One thing I always seem to struggle with when I have patients who have doulas is when they ask their doulas for "permission" before they do anything. The patient was thinking about getting an epidural after 10+hrs of backlabor and no real cervical change. She had been talking about it and going back and forth and I asked her if she wanted me to start her fluid bolus prior to her block. She looked right at her doula and said "what do you think?" When her doctor wanted to start pitocin a few hours later after she was comfortable and still not changing her cervix...again she looked at her doula and said "what do you think?" (after waking her doula up from the nap she had been taking on the pull-out mattress) HELLO!! This is not your doula's labor! This is your labor, your baby, your body, your experience! You don't need your doula's permission!!! Doula's are great support people, they're awesome, don't get me wrong. But (most of them...and especially not the one in the previous scenario) they're not trained medical personnel...they're not your doctor or your nurse...don't ask their "permission"!
My reply turned into a post of its own, here in somewhat edited form:
I have a couple perspectives to share on the "permission" thing. Sometimes as a doula I get clients looking to me for "permission". I understand what they're doing, they hired me in part to be a sounding board and an independent voice, and they want to know what I think. Because it's not my role to give them medical advice, I generally try to turn it around and talk them through the situation and ask what more information THEY need to make a good decision. I wouldn't want a client asking me for actual permission if her doctor told her she needed a c-section. But if she turned to me and asked what I thought, and it meant I could help her talk through the facts that baby was showing no distress and that her progress was slow but was happening, that might be a good thing for her having what she needs to make an informed decision about whether or not she wanted to consent to the section. If you have the independence as a nurse to give her the space, time, and support to potentially question her doctor's recommendation, that's fabulous! But many nurses don't, or won't, and I feel that's where the doula's ability to be an independent sounding board comes in.
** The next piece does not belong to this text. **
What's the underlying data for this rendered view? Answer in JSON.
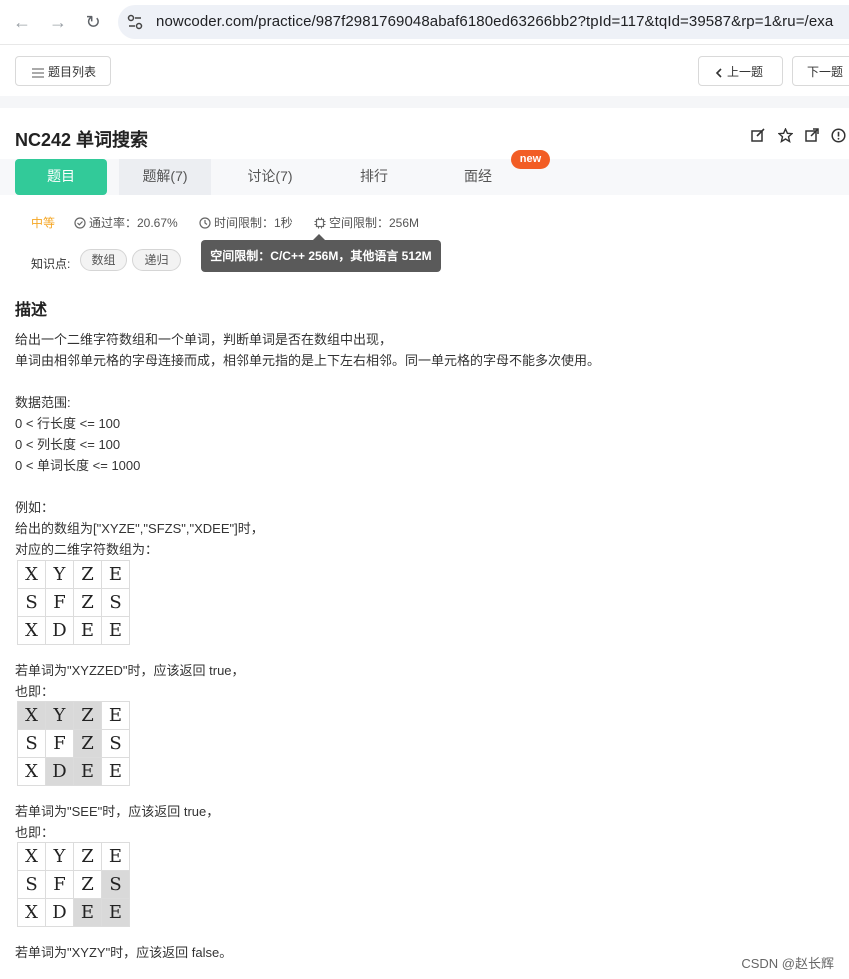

And sometimes I also recognize that as someone they shared their birth plan with, and trust, they just need emotional validation for the path they're about to choose. It would be nice if they could get that validation from the medical staff, but unfortunately many people who hire doulas are doing so because they do not completely trust the medical staff - and sadly, with good reason in some cases (this brings us back to the need for an independent sounding board.) They need someone who they know is totally on board with their birth plan to affirm that it's OK to deviate from it. So in those cases I can be the one to say "You seem so exhausted, I agree an epidural sounds like a great idea", or whatever it is they need to hear to feel good about their decision. A doula friend told me recently that she actually asks her clients, "Do you need me to give you permission to _______?" as in, do they just need some help to feel OK about their decision?
I have experienced this from the other side (albeit less often) doing lactation support where the mom looks to her doula when I recommend, for example, a nipple shield. "Do you think I should try it?" And I get this flash of irritation - "Your doula didn't train for this work and take the LC exam and work with hundreds of breastfeeding dyads, why are you asking HER?" - and then I go "aha, this is what the L&D staff must feel like when my doula client turns to me!" So in that moment I remind myself that I have just met this woman - why should she trust me? She trusts the person who she met and has been working with for weeks, and just went through many hours of labor with, and she is trying to make an informed decision that (gasp) may not be what I recommend. She is going to consider her options and make a decision instead of just agreeing with what I suggest, which is a strange feeling for me but a good one to get used to. I may not agree with her decision but she will be the one who lives with the consequences, not me, and I have to make room for the possibility that I am wrong and she is right. That this is so uncomfortable for me to do has been an excellent learning experience and given me a lot more sympathy for all sides!